Our academic, research and professional staff are the driving force of this department. Find out what to expect from a career at UCL Medical Physics and Biomedical Engineering
- Research Assistant in Automated Job Scheduling For Remote Computing Servers
- Data Manager/Senior Data Manager RadNet City of London
UCL acknowledges that its staff are most productive when they have achieved a work-life balance that enables them to meet their responsibilities outside work. We have policies in place to enable flexible working when possible, and to consider requests for flexible working for any reason. We also facilitate flexible working such as flexitime, annualised hours, term-time working, shift working, staggered hours, job share/job splitting, part-time working, compressed hours, career breaks and planned remote working. Find out more about UCL-wide benefits and opportunities here:
At the Department of Medical Physics and Biomedical Engineering, we are dedicated to supporting our staff and students in many ways, and providing a supportive work environment for all new parents is important in promoting equality.
UCL provides generous maternity leave and sector-leading paternity leave, support for adoptive parents and carers, workplace nursery and parents and carers network. Find out more about child- and family care here.
Two of our staff members share how they've navigated having a family while continuing to develop their careers:
Whilst on extended maternity leave with her second child in 1999, she applied for a lectureship with full transparency of my intention to continue to work part-time. She was the only female candidate, and the only applicant wishing to work part-time. She was awarded the lectureship, taking up the post on continued part-time (0.6FTE) status. Course organisers and the Head of Department facilitated the necessary adjustments to the teaching timetable to accommodate a staggered return to work.
Clare was promoted to Senior Lecturer in 2005 and after discussion with the Head of Department and head of her research group she increased my hours to 0.8FTE. She continued to build a successful multidisciplinary research team investigating acute brain injury in adults, neurodevelopment in young infants and neurological consequences of cardiothoracic procedures. With departmental support, the help of a timely Female Promotion workshop, and the encouragement of senior female academics across the faculty, Clare was promoted to Professor in 2008. Clare continues to work part-time (0.8FTE), adopting a flexible working pattern as required.
Adam joined the department in 2001 as a Postdoctoral Research Associate, working on a project to develop a novel technique for imaging the brain, breast, and other organs using laser light. Three years later, he obtained an EPSRC Advanced Fellowship which involved extending his previous research work into tools for imaging the brains of newborn infants in intensive care.
Adam’s son was born in January 2006, and soon after returning to UCL after a period of paternity leave, Adam arranged with his Head of Department to switch to part-time status (0.8FTE) with an agreement that he would be able to spend one day per week working from home. This arrangement has existed ever since. Staff and students are made aware that Adam is typically at UCL from Wednesday to Friday, but is usually available via email and phone during certain periods on Mondays and/or Tuesdays.
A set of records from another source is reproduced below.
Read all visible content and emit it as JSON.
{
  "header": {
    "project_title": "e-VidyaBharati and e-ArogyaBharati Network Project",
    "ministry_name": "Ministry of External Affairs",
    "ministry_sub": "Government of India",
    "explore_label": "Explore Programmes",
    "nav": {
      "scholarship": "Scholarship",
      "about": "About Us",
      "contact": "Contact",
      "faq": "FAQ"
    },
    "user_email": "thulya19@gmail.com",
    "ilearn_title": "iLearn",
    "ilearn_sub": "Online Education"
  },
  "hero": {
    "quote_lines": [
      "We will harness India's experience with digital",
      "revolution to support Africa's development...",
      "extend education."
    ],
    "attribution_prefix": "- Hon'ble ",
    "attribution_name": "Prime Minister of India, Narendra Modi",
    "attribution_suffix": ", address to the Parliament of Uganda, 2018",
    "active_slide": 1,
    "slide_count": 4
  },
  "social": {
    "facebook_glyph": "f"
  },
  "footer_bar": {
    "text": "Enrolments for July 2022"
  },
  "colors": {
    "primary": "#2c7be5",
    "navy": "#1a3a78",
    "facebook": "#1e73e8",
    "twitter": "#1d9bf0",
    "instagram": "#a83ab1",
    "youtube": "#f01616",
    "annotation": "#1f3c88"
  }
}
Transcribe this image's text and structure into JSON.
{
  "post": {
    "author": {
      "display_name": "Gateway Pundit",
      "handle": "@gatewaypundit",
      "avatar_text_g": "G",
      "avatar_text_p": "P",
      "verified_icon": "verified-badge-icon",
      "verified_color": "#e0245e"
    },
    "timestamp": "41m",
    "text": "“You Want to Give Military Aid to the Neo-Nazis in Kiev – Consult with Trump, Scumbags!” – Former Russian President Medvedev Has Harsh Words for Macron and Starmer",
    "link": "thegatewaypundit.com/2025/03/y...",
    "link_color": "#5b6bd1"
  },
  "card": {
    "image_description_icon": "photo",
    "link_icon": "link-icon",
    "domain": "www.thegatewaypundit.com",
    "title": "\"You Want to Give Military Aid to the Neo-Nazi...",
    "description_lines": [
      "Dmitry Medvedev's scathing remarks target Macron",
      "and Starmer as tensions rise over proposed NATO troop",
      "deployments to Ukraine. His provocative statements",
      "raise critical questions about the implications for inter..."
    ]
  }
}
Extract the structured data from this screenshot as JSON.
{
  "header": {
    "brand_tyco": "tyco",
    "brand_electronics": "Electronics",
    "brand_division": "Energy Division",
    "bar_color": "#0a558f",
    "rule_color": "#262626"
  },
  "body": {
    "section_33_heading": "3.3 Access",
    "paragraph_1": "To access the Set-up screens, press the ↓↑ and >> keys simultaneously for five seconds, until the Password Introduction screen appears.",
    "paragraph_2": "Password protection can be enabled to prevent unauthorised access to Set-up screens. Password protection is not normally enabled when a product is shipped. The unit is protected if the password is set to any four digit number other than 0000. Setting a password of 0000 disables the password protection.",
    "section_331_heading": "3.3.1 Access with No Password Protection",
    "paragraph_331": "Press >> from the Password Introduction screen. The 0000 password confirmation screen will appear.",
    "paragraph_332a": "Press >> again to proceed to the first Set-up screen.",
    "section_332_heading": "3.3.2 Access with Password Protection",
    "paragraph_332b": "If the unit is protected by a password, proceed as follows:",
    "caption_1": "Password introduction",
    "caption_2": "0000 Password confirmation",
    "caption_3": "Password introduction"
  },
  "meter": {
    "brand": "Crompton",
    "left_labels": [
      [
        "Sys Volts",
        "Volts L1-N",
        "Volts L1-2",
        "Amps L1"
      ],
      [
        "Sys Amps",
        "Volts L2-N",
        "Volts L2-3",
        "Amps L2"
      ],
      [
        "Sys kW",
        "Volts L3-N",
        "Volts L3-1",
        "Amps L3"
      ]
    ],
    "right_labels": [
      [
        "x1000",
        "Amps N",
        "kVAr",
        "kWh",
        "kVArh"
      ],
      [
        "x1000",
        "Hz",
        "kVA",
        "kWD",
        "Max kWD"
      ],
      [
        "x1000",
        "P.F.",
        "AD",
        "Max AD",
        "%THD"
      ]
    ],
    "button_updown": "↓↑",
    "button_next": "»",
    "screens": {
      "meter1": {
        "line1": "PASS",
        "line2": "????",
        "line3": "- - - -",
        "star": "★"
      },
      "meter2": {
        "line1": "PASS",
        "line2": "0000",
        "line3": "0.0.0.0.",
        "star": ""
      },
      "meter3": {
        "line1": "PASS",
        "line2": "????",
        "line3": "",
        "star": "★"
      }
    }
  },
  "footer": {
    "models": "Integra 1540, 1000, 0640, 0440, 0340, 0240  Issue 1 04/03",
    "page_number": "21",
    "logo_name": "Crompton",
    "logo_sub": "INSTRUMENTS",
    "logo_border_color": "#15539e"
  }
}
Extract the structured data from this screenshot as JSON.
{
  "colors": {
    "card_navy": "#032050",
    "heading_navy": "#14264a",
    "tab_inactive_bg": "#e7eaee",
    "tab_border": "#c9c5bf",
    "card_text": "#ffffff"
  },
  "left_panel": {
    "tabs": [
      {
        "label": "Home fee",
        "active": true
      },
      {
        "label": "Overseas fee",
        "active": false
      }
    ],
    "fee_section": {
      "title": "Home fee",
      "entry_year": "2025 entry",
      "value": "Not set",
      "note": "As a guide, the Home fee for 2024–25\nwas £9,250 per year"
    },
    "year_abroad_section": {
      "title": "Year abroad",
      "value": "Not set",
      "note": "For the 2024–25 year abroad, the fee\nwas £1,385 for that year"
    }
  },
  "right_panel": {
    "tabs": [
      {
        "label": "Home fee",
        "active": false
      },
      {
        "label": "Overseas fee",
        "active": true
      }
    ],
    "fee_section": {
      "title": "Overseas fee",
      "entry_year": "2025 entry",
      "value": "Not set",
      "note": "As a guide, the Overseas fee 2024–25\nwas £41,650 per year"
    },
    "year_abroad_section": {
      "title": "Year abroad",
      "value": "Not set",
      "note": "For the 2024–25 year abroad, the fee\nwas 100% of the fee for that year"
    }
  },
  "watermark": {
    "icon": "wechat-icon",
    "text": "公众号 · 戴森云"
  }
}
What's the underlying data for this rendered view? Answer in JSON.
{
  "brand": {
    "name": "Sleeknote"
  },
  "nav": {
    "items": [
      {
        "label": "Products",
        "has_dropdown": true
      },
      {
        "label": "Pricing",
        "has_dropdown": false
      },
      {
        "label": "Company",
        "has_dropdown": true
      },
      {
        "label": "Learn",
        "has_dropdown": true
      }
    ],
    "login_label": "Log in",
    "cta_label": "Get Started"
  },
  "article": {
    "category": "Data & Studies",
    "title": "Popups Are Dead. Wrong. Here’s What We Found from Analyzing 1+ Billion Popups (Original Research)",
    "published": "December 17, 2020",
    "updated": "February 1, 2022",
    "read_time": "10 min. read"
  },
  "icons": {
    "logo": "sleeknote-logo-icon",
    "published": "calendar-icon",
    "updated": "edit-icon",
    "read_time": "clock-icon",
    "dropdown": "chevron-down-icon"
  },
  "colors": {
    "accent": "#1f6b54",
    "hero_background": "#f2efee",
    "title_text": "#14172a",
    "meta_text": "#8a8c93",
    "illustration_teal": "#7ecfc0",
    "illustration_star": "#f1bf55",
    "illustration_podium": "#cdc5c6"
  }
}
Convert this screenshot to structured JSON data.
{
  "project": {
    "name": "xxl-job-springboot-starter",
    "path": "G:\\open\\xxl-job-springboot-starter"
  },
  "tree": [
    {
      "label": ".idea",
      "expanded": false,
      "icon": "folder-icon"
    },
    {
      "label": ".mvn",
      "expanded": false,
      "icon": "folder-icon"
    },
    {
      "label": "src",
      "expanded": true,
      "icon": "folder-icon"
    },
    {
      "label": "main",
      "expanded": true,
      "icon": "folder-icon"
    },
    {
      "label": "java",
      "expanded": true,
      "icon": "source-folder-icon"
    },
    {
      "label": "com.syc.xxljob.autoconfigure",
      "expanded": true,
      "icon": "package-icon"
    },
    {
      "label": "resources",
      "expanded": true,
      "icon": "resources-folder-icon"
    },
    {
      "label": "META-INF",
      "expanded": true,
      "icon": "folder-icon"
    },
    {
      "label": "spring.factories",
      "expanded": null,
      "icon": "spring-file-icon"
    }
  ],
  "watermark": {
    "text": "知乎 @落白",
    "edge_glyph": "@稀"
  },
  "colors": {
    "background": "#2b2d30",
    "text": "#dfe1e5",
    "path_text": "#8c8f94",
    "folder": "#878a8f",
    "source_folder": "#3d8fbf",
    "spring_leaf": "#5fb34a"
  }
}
Meanwhile, in 2008 Adam was awarded a highly prestigious grant under the EPSRC Challenging Engineering Scheme, and the part-time arrangement was fully approved by the funding body. This award coincided with his very well-deserved promotion to Reader.
You can find out more about UCL's application process and information for EU applicants in the application FAQs page.